May 23, 2008
Contact:
Anna Christopher, NPR

   

NPR NEWS EXCLUSIVE:

BUSH ADMINISTRATION CONSIDERING
MASSIVE MARINE CONSERVATION EFFORT

REPORT AIRING ON NPR NEWS’ ALL THINGS CONSIDERED,
INTERVIEW WITH CORRESPONDENT JOHN NIELSEN ON DAY TO DAY
TODAY, FRIDAY, MAY 23

WEB STORY AVAILABLE NOW AT NPR.ORG;
AUDIO TO BE AVAILABLE AT 3:00PM AND 7:00PM (ET)


May 23, 2008; Washington, D.C. – NPR News is exclusively reporting that the Bush administration is considering launching one of the largest conservation programs in U.S. history. NPR science correspondent John Nielsen reports that, if implemented, the initiative would create massive marine reserves and protect vast stretches of the world's oceans from fishing, oil exploration and other forms of commercial development.

Nielsen is the first to break this news. He will discuss the specifics of the plan today on the NPR News midday show Day to Day. The complete report is airing this afternoon on All Things Considered. A web companion story is available now at: www.npr.org/templates/story/story.php?storyId=90766237

Nielsen reports that the short list of potential reserves includes 600,000 square miles in the central Pacific, and a network of deep water coral reefs off the coasts of Florida, Georgia and South Carolina and in the Gulf of Mexico. Under the Antiquities Act of 1906, President Bush could protect these areas without Congressional approval, by declaring them “monuments” of “historic or scientific interest.”

To develop the proposal, Nielsen says the Bush administration sought input from environmental groups, among them Washington-based Ocean Conservancy. Jack Sobel, the group’s senior scientist, tells NPR that the White House "wanted things they could do before they left office.” He continues: "They wanted things that they could do without tremendous political blow back…[but] would have a conservation impact."

All excerpts must be credited to NPR News. Television usage must include on-screen NPR News credit with NPR logo. The audio of Nielsen’s interview on Day to Day will be available at 3:00PM at www.NPR.org; the All Things Considered audio will be available at 7:00PM (ET).

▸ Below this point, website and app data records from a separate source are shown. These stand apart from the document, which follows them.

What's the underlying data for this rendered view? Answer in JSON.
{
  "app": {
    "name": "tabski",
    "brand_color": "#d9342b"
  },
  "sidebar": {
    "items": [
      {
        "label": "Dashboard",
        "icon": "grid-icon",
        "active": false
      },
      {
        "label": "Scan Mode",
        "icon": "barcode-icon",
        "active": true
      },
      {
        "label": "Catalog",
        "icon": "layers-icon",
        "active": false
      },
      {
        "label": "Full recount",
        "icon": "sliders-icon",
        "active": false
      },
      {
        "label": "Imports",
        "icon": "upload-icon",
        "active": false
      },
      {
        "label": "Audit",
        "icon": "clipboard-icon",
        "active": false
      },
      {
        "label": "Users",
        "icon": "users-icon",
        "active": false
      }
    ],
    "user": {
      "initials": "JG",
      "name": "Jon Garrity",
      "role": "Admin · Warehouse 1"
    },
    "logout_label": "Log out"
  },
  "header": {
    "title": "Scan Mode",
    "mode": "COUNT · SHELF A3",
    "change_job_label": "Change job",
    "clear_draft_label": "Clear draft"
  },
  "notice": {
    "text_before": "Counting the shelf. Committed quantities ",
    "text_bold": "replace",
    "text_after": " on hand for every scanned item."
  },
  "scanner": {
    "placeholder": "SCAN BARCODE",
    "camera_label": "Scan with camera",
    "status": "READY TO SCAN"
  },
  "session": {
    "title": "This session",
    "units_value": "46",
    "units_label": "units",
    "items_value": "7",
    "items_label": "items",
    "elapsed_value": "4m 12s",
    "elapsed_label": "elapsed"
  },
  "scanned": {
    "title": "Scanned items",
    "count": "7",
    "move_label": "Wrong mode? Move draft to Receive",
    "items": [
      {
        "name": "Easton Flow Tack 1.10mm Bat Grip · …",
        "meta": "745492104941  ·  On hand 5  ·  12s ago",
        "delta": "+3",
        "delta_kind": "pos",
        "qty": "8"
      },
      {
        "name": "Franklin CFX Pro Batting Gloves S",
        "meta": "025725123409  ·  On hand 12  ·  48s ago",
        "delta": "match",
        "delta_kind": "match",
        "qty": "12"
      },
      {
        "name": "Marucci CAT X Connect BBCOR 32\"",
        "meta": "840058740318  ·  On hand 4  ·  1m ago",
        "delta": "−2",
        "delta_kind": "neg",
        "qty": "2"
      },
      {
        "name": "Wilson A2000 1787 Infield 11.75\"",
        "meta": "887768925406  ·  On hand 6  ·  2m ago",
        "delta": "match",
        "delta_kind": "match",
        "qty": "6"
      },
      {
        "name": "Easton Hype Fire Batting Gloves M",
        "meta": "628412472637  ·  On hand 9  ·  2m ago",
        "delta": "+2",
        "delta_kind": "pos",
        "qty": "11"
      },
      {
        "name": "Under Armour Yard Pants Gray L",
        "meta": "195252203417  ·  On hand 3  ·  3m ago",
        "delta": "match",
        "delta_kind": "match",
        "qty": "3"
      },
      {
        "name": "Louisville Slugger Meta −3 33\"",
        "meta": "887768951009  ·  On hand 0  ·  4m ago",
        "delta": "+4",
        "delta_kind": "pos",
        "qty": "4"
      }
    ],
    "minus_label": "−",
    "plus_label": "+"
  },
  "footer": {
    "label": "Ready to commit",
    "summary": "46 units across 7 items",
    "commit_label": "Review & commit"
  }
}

NPR’s Science Desk most recently completed Climate Connections, a year-long, multimedia series that visited all seven continents to report on the ways people impact the climate, and climate changes people. The entire series is available online at www.NPR.org/climate